2. The Importance of Coagulation in Biotech Labs:
In biotech labs, clotting is a fundamental process used in various applications. Some of its crucial roles include:
- Cell Culture: clotting is vital in the cell culture process, where it helps in the formation and maintenance of three-dimensional cell structures.
- Biopharmaceutical Production: clotting plays a significant role in the purification and separation of biopharmaceuticals, ensuring high-quality output.
- Biomaterials Synthesis: Coagulation clotting is used to create biomaterials with specific properties for medical and research purposes.
3. The Coagulation Process:
The clotting process involves a series of complex interactions between blood components, known as Conglutination factors. The key steps include:
- Activation Phase: When an injury occurs, platelets are activated and release chemical signals to attract more platelets to the site.
- Coagulation Cascade: This is a chain reaction where clotting factors work sequentially to produce fibrin, a fibrous protein that forms the clot.
- Fibrin Polymerization: Fibrin molecules link together to create a stable clot, sealing the wound.
4. Factors Affecting Coagulation:
Several factors influence the clotting process, including:
- Genetics: Genetic variations can impact the efficiency of clotting, leading to bleeding disorders or thrombosis.
- Diet and Lifestyle: Nutritional deficiencies and lifestyle choices can affect blood clotting, emphasizing the importance of a balanced diet and exercise.
5. Coagulation Testing Methods:
Various tests are employed to assess clotting efficiency and detect abnormalities. These include:
- Prothrombin Time (PT) Test: Measures how long it takes for blood to clot and evaluates certain clotting factors.
- Activated Partial Thromboplastin Time (aPTT) Test: Evaluates the effectiveness of intrinsic and common clotting pathways.
6. Coagulation Disorders: Causes and Effects:
When clotting is impaired, it can lead to bleeding disorders or excessive clotting. Common clotting disorders include:
- Hemophilia: A genetic disorder characterized by a deficiency in specific clotting factors.
- Thrombophilia: A condition where there is an increased tendency to form blood clots.
7. Coagulation in Medicine:
In the medical field, clotting is vital in surgeries, wound management, and various diagnostic procedures. It ensures controlled bleeding and prevents complications during interventions.
8. Clotting in Biotechnology:
In biotechnology, Clotting techniques are utilized for protein purification, cell encapsulation, and drug delivery systems. These applications leverage the properties of coagulated materials for specific purposes.
9. Enhancing clotting Techniques:
Researchers are continually exploring ways to improve clotting techniques for more efficient and precise results. Advancements in materials science and biotechnology have opened new avenues for enhancing clotting processes.
10. Future Trends in Clotting:
The future of clotting in biotech labs holds great promise. Advancements in nanotechnology, gene therapy, and biomaterials are expected to revolutionize clotting methods, leading to better healthcare outcomes.

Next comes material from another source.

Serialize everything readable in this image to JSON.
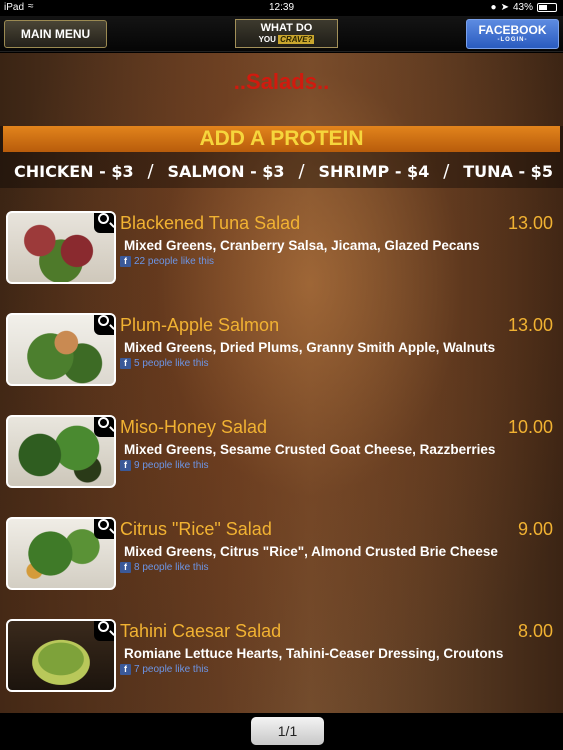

In conclusion, clotting is a captivating and indispensable process in both our bodies and biotech labs. Its role in wound healing, biotechnology, and medicine highlights its significance. By understanding clotting intricacies, researchers and medical professionals can harness its potential for innovative applications.
Frequently Asked Questions (FAQs):

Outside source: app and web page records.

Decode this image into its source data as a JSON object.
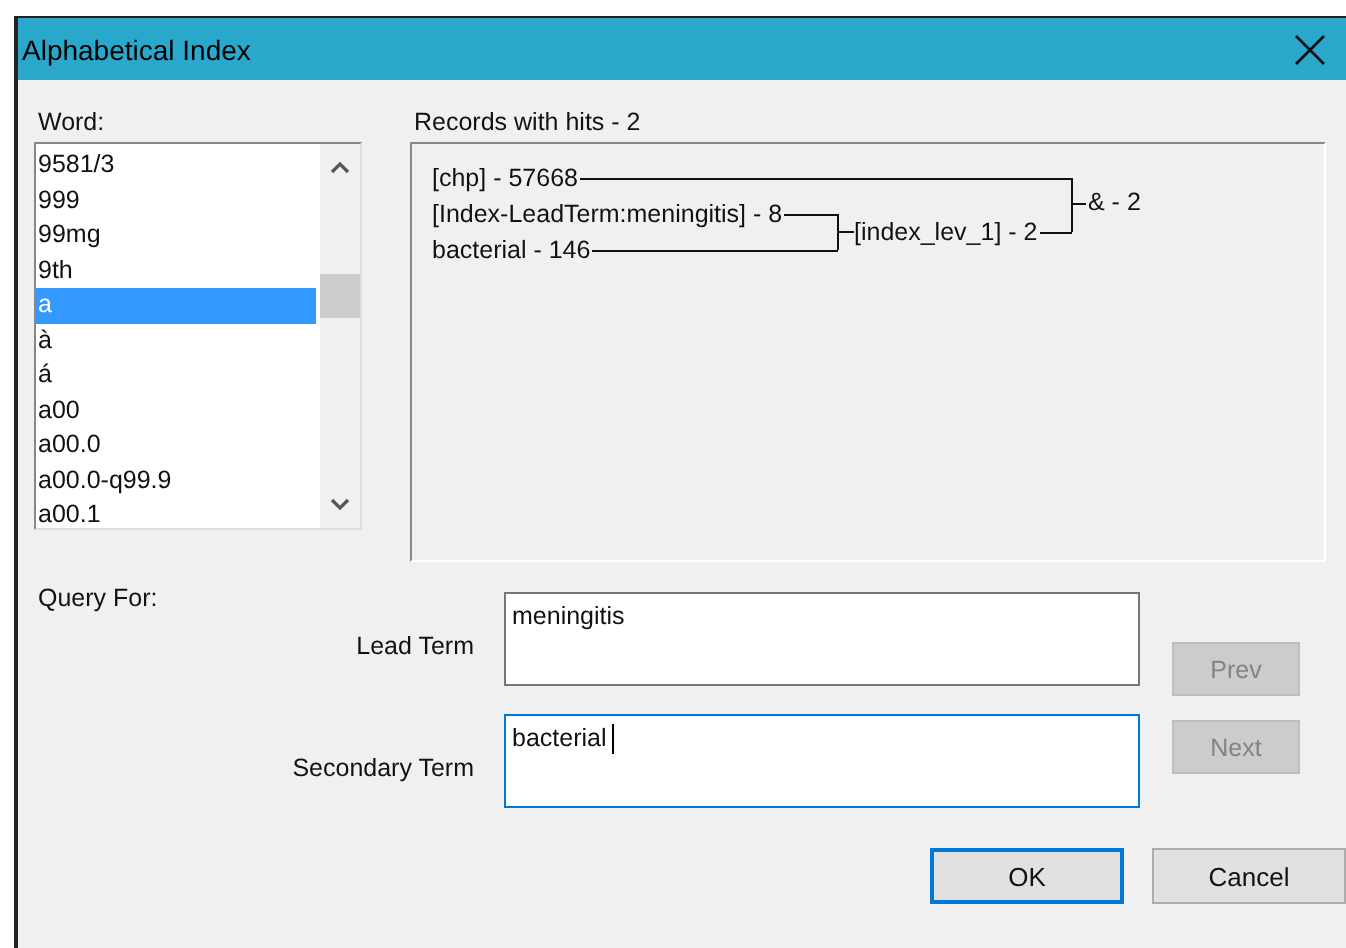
{
  "window": {
    "title": "Alphabetical Index"
  },
  "word_list": {
    "label": "Word:",
    "items": [
      {
        "text": "9581/3",
        "selected": false
      },
      {
        "text": "999",
        "selected": false
      },
      {
        "text": "99mg",
        "selected": false
      },
      {
        "text": "9th",
        "selected": false
      },
      {
        "text": "a",
        "selected": true
      },
      {
        "text": "à",
        "selected": false
      },
      {
        "text": "á",
        "selected": false
      },
      {
        "text": "a00",
        "selected": false
      },
      {
        "text": "a00.0",
        "selected": false
      },
      {
        "text": "a00.0-q99.9",
        "selected": false
      },
      {
        "text": "a00.1",
        "selected": false
      }
    ]
  },
  "results": {
    "label": "Records with hits - 2",
    "tree": {
      "label": "& - 2",
      "children": [
        {
          "label": "[chp] - 57668"
        },
        {
          "label": "[index_lev_1] - 2",
          "children": [
            {
              "label": "[Index-LeadTerm:meningitis] - 8"
            },
            {
              "label": "bacterial - 146"
            }
          ]
        }
      ]
    }
  },
  "query": {
    "label": "Query For:",
    "fields": [
      {
        "label": "Lead Term",
        "value": "meningitis",
        "focused": false
      },
      {
        "label": "Secondary Term",
        "value": "bacterial",
        "focused": true
      }
    ]
  },
  "nav_buttons": [
    {
      "label": "Prev",
      "disabled": true
    },
    {
      "label": "Next",
      "disabled": true
    }
  ],
  "buttons": [
    {
      "label": "OK",
      "default": true
    },
    {
      "label": "Cancel",
      "default": false
    }
  ]
}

- What is the main purpose of clotting?
clotting primary purpose is to prevent excessive bleeding by forming a clot at the site of injury.

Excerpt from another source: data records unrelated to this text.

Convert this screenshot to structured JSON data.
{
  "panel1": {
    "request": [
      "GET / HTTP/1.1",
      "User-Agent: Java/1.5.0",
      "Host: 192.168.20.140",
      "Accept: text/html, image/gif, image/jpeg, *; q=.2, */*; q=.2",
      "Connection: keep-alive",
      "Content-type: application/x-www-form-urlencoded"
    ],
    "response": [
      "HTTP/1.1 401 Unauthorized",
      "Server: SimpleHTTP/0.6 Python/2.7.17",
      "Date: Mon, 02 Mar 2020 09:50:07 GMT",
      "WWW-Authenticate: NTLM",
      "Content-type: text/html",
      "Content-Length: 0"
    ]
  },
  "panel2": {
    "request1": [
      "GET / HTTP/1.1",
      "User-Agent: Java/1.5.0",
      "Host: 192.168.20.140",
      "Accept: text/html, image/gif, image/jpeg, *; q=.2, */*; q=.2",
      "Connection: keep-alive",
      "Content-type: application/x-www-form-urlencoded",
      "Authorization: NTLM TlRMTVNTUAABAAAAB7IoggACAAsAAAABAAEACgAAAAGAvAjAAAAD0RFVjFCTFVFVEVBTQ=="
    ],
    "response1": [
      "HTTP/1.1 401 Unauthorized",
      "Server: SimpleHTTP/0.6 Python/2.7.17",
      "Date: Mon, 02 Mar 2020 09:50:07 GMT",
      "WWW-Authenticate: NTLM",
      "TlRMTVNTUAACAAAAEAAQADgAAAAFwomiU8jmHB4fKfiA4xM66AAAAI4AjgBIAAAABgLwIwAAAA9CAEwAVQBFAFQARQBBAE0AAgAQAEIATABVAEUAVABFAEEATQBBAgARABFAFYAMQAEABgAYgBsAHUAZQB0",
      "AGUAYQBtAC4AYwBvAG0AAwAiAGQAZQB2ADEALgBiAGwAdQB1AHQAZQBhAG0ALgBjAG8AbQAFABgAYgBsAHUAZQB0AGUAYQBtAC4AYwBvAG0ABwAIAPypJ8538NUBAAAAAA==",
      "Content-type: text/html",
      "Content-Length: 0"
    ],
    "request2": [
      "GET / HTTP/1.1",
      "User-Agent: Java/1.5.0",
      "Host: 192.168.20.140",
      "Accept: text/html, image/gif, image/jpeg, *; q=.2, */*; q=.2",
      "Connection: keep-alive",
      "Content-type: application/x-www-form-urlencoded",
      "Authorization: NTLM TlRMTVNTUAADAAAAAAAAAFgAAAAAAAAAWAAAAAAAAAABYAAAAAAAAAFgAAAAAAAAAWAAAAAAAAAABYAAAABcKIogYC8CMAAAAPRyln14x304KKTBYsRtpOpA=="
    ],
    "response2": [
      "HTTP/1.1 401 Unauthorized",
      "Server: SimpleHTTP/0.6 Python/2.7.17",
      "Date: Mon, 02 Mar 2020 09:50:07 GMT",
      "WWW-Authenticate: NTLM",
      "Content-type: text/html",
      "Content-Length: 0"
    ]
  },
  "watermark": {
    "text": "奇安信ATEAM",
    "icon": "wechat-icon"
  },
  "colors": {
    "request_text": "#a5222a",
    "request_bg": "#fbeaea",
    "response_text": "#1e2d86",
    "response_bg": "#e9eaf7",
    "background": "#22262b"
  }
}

- Can clotting be affected by genetic factors?
Yes, genetic variations can impact clotting, leading to bleeding disorders or thrombosis.
- How do clotting tests help in medical diagnosis?
Clotting tests assess blood clotting efficiency and help diagnose bleeding disorders or clotting abnormalities.
- What are some common clotting disorders?
Common clotting disorders include hemophilia and thrombophilia.
- How is clotting used in biotechnology?
clotting techniques are utilized in biotechnology for protein purification, cell encapsulation, and drug delivery systems.
So, the captivating process of clotting continues to intrigue scientists, drive innovation, and improve healthcare services, making it an essential aspect of biotech labs and medical advancements.